The vision of "Big Bill" France began its journey toward the enormous reality of NASCAR racing today at a now-famous meeting with selected drivers, car owners and racing officials at Daytona Beach's Streamline Hotel on Dec. 14, 1947.

Two months later, the National Association of Stock Car Auto Racing was incorporated, with France as its president. Less than two years later, NASCAR held the first sanctioned race in its Strictly Stock division at Charlotte Speedway, a .75-mile dirt track on the outskirts of town.

Though France's rule was autocratic, it brought a sorely needed organization to a sport that was haphazard and chaotic in its infancy. The formation of NASCAR brought standardized rules, a points fund and a legitimate national championship. Drivers were paid what they earned on the racetrack--as meager as it might have been at the time--where, previously, a promoter skipping out on his obligations was not uncommon.
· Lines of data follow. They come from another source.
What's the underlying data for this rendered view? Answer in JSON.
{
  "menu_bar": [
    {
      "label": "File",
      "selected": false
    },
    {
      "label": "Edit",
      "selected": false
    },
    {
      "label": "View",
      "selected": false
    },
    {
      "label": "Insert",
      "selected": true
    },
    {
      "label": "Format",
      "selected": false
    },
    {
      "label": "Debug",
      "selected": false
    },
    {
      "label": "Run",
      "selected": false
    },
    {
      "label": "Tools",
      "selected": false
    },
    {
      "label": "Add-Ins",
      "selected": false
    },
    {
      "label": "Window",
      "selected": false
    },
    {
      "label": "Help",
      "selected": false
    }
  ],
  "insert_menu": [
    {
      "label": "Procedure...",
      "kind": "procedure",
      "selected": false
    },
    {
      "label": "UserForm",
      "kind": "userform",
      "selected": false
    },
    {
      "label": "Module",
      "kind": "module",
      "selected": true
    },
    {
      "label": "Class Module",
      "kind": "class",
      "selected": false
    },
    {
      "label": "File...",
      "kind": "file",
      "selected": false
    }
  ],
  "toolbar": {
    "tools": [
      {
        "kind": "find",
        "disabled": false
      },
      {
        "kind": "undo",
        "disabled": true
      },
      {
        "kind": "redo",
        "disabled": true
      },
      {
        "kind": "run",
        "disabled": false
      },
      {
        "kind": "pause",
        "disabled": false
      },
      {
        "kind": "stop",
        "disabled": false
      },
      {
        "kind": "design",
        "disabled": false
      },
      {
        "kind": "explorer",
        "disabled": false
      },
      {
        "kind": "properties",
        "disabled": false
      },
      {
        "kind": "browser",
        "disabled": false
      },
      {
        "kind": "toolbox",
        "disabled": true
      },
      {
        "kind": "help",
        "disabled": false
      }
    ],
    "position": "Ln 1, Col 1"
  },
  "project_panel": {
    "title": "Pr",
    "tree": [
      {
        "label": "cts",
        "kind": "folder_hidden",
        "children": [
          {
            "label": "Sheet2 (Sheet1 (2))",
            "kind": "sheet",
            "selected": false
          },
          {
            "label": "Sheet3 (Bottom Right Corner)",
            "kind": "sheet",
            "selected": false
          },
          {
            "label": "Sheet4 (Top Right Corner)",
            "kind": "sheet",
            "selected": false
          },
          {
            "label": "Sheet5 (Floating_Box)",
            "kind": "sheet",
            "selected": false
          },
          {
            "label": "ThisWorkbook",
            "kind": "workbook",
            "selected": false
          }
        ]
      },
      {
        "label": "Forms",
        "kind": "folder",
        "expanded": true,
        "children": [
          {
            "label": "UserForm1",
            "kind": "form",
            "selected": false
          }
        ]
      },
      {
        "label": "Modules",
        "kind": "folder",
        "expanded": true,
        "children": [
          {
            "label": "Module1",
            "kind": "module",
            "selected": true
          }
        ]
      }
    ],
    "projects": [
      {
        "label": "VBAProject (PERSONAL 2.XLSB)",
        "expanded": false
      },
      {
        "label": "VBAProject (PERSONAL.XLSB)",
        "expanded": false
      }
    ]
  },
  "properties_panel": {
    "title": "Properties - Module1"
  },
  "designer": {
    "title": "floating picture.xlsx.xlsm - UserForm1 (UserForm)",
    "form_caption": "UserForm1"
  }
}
In 1957, France founded International Speedway Corporation and oversaw the construction of Daytona International Speedway, which annually hosts NASCAR's premier event, the Daytona 500. Today, ISC owns 12 racetracks that together host 19 of 36 Sprint Cup points events.

"He was the father--if it hadn't been for him, this wouldn't be," veteran promoter H.A. "Humpy" Wheeler said recently at Darlington. "It would have been something else, but in what form? Who knows? But there would have been 100 times more chaos than there has been."

France presided over NASCAR's early years, and there were growing pains. Well-documented is France's propensity to carry a gun to situations where his rules might be questioned, but in those days, an iron will and an iron fist were what was required.

France had both.

The Bill France Sr. file
* Leader behind founding of NASCAR in 1947
* Ruled NASCAR from its inception through 1971
* Created ISC, which today hosts 19 Cup races, and built superspeedways in Daytona Beach, Fla., and Talladega, Ala.